What can you tell us about their friends?

Stu and Stephie are their best friends. Both will have their own relationship stories with other characters as the show goes on. The stories need friends and the ensemble of the show is really strong. Everyone on the show is grappling with love and relationships. In a perfect world, this show can stick around and we can turn it into a little bit of a “Love Actually” situation where we’re following everyone’s love lives.

Andrew seems to remember Zelda from a party, are we going to watch some flashbacks of their lives?

There are flashbacks in almost every episode, sometimes to their childhood, sometimes to revisit aspects of the same episode from different angles. Time is a fluid thing with the show and I love bouncing around. We’re trying to do so in a way that doesn’t feel completely like the “comedy pop” vernacular of sitcoms today but something that can flashback to deepen character, stuff like that.

Why did you decide to use a narrator in the story?

The Narrator was simply to help establish in the pilot the sense of importance that this couple has. I wanted a voice to tell the audience “This couple is special. They’re important. We’re not just showing you any couple.” Our Narrator (played by Katey Segal) says right up front that Andrew and Zelda are “one of the greats”. That makes me want to see what that means. I also wanted the Narrator to be omniscient and show us things about their relationship that even they do not know. I like the story behind the story. I want the audience to not be ahead of the story but to have some extra perspective sometimes. Katey is so good too. I’m lucky she’s doing this show.

Social media is an important part of the story, how will it interact in Andrew and Zelda’s relationship?

Andrew works at an internet dating company – something akin to Eharmony if it had been bought by Tinder. It’s a crazy company but we’re trying to talk about modern app dating which network shows are not doing now. We’re also trying to use social media as a way to tell story in a big way – not in any sort of cynical way to sell the show to be honest but as a way to portray real life for people in their 20’s. And we’re taking a lot of time, money and energy to make sure that when they use Waze they use Waze and when they post something it’s on Instagram and not “Flinstagram”. I want it to look at feel like reality – the more you feel you’re watching something that exists in the real world the more invested you are in the relationships.

The pilot was already released, how was the reaction of the audience?

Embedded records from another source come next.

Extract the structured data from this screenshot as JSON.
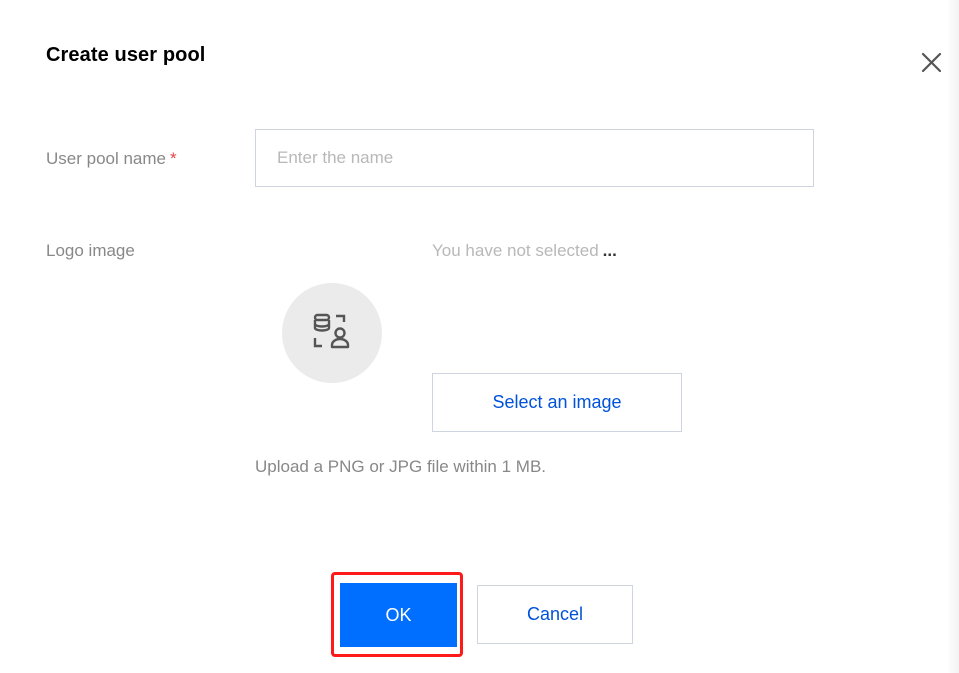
{
  "dialog": {
    "title": "Create user pool",
    "close_icon": "close-icon"
  },
  "form": {
    "name_label": "User pool name",
    "required_mark": "*",
    "name_input": {
      "value": "",
      "placeholder": "Enter the name"
    },
    "logo_label": "Logo image",
    "logo_status": "You have not selected",
    "logo_status_more": "...",
    "avatar_icon": "user-database-icon",
    "select_image_label": "Select an image",
    "upload_hint": "Upload a PNG or JPG file within 1 MB."
  },
  "footer": {
    "ok_label": "OK",
    "cancel_label": "Cancel",
    "highlight_color": "#ff1a1a",
    "primary_color": "#006eff"
  }
}
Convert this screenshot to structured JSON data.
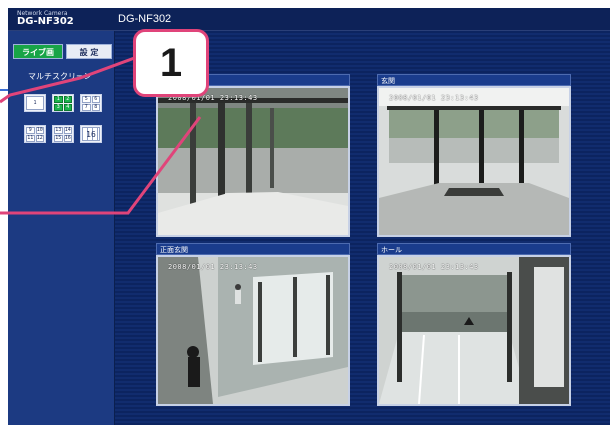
{
  "header": {
    "brand_small": "Network Camera",
    "brand_model": "DG-NF302",
    "page_title": "DG-NF302"
  },
  "left_panel": {
    "live_button": "ライブ画",
    "setup_button": "設 定",
    "multi_screen_label": "マルチスクリーン",
    "grid_buttons": [
      {
        "name": "1-screen",
        "cells": [
          "1"
        ],
        "active": false
      },
      {
        "name": "4-screen-1-4",
        "cells": [
          "1",
          "2",
          "3",
          "4"
        ],
        "active": true
      },
      {
        "name": "4-screen-5-8",
        "cells": [
          "5",
          "6",
          "7",
          "8"
        ],
        "active": false
      },
      {
        "name": "4-screen-9-12",
        "cells": [
          "9",
          "10",
          "11",
          "12"
        ],
        "active": false
      },
      {
        "name": "4-screen-13-16",
        "cells": [
          "13",
          "14",
          "15",
          "16"
        ],
        "active": false
      },
      {
        "name": "16-screen",
        "cells": [
          "16"
        ],
        "active": false
      }
    ]
  },
  "cameras": [
    {
      "title": "",
      "timestamp": "2008/01/01 23:13:43"
    },
    {
      "title": "玄関",
      "timestamp": "2008/01/01 23:13:43"
    },
    {
      "title": "正面玄関",
      "timestamp": "2008/01/01 23:13:43"
    },
    {
      "title": "ホール",
      "timestamp": "2008/01/01 23:13:43"
    }
  ],
  "callout": {
    "number": "1"
  },
  "colors": {
    "window_bg": "#0b1f4e",
    "panel_bg": "#1c3a82",
    "active_green": "#18a447",
    "callout_pink": "#e0447a"
  }
}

I’ve heard nothing but positive feedback – there’s a lot of wonderful, passionate fans out there already. I hope they check out the show when it premieres on Oct 2 because they will not be disappointed.

“A to Z” premieres October 2 at 9:30/8:30c on NBC.

Samantha Schuster